Note each line in the data holding the string "Duplicate" and report it.

··· INPUT DATA ···

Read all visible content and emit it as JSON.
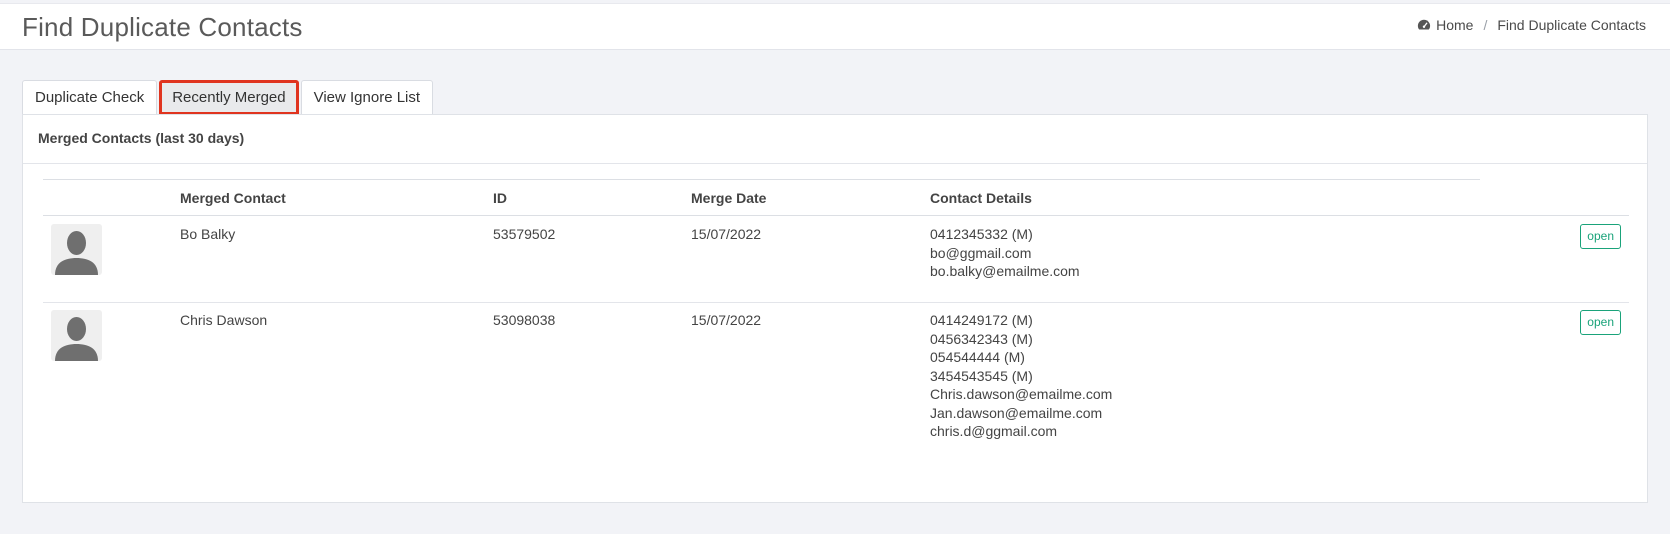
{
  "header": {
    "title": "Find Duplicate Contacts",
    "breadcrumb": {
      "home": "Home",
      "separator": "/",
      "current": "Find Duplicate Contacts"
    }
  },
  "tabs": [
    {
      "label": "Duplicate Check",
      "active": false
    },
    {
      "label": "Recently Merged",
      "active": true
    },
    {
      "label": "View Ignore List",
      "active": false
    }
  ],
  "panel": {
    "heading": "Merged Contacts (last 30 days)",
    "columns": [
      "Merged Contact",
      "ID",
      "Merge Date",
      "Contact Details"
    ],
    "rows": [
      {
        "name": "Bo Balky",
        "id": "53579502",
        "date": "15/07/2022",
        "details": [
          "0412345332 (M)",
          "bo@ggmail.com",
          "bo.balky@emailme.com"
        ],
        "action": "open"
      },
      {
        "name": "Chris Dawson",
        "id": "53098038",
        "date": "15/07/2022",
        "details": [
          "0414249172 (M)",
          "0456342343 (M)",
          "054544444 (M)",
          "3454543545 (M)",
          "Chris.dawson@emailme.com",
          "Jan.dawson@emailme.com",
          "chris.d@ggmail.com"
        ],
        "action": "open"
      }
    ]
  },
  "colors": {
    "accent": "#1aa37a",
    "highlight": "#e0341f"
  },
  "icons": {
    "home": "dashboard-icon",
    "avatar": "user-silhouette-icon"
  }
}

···
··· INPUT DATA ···

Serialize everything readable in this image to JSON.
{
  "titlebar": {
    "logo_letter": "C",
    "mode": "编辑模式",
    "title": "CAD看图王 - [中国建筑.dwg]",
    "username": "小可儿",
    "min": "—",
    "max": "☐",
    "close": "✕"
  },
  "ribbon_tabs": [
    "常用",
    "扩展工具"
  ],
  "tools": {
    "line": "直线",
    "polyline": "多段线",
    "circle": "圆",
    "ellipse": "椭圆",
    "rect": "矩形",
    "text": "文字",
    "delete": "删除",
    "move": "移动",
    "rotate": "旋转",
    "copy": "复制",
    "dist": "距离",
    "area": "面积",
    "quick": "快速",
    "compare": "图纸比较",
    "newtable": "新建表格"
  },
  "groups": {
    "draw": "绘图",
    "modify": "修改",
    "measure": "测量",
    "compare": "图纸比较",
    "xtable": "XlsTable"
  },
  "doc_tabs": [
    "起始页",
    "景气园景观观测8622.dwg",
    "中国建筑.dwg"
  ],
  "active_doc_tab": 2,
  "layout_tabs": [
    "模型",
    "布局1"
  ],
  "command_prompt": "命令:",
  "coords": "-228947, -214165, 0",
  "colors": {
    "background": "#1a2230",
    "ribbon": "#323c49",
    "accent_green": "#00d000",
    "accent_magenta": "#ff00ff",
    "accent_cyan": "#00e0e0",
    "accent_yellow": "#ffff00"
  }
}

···

§ **SOLUTION**
    "title": "Find Duplicate Contacts",
      "current": "Find Duplicate Contacts"
      "label": "Duplicate Check",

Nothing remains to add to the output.